Here is how I measure bending lines when I course design.

Place the end of your tape measure in the centre, at the base of the first jump. Have someone stand on it so it does not move.

Go STRAIGHT out the distance you want your line to be (ie 70' in your example). Now slowly start walking in the direction you want the bend to be. Your tape measure should trace out the path of the line to be taken. The end of your tape will be where the centre of your second jump should be located.

You want to ensure that the path is a gentle bend with the "turning" stride roughly in the middle. If the line has too sharp a bend or it is too early or too late in the line, start again.

The tape measure will provide you with a nice visual of how the line should ride. It may take you a few tries, to start over go back to a straight line.

Hope this makes sense.

RioTex
Apr. 4, 2012, 05:01 PM
When I measure a bending line, we put someone at the bend to pull the tape in the shape we want the line to ride. A standard or what not would serve the same purpose. If you are going to walk it (and can walk a distance better than I), walk it the way you want it to ride.

AmmyByNature
Apr. 4, 2012, 05:44 PM
Get a measuring wheel, rather than a tape.

fordtraktor
Apr. 4, 2012, 05:52 PM
You walk it off the way it is intended to be ridden. If it can be ridden both straight and with a bend, walk off both tracks. Then you can tell someone how it will ride depending on which way they ride it. (i.e. "it's a quiet 6 if you bow out or a regular 5 if you ride the 2 jumps in a line".

Measuring tapes are all well and good, but if you are going to set courses, you really ought to develop your 3' step.

Put 2 rails on the ground and measure off the distance between them so you know what the tape tells you. Then walk back and forth between them until you can get the same measurement using even steps.

Personally, I measure by saying:
0-2-3-4, (for take off and landing)
1-2-3-4,
2-2-3-4,
3-2-3-4 etc.

That way when you get to "6-2-3-4" you will automatically know it is a 6 stride line without subtracting one stride.

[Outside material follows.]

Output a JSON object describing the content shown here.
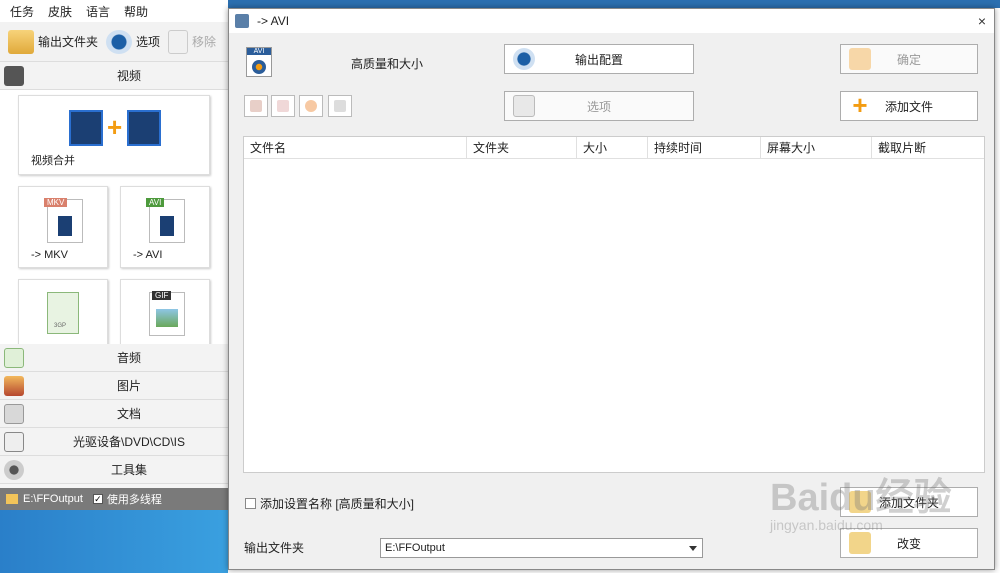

Exactly this. Walk where you want your track to go. Practice walking until a 3' step is second nature and you don't have to wonder if you are off.

That said, when something walks a half stride in the jumpers I always walk it twice, just to make sure my coffee got to the correct vein.

ToTheNines
Apr. 4, 2012, 06:04 PM
Thanks everyone. In all my years this is the first time I have set a bending line at home! I will make RioTex show me at her show... I think my problem when walking it was how much bend to put in it! Seems like there should be a rule of thumb that if it measures xx feet center to center in a straight line with a tape, it will then be y strides with a nice bend.

AmmyByNature
Apr. 4, 2012, 06:09 PM
When I was a kid I drew chalk marks on the barn aisle and practiced walking 3' steps the whole time I was at the barn...

Herbie19
Apr. 4, 2012, 07:01 PM
Get a measuring wheel, rather than a tape.

This is the best and easiest idea so far!

Canterbury
Apr. 4, 2012, 08:01 PM
It also depends on the size of ring that you have. A 70' line in my indoor rides different then a 70' line in my outdoor which will ride different then in my field.

asb_own_me
Apr. 5, 2012, 12:20 PM
You walk it off the way it is intended to be ridden. If it can be ridden both straight and with a bend, walk off both tracks. Then you can tell someone how it will ride depending on which way they ride it. (i.e. "it's a quiet 6 if you bow out or a regular 5 if you ride the 2 jumps in a line".

Measuring tapes are all well and good, but if you are going to set courses, you really ought to develop your 3' step.

Put 2 rails on the ground and measure off the distance between them so you know what the tape tells you. Then walk back and forth between them until you can get the same measurement using even steps.

Personally, I measure by saying:
0-2-3-4, (for take off and landing)
1-2-3-4,
2-2-3-4,
3-2-3-4 etc.

That way when you get to "6-2-3-4" you will automatically know it is a 6 stride line without subtracting one stride.

This is one of the most helpful posts I've ever come across on COTH. I wish there were a way for me to "flag" it or bookmark it for my own reference. I think I'll PM it to myself. Thanks, Lord Helpus!!!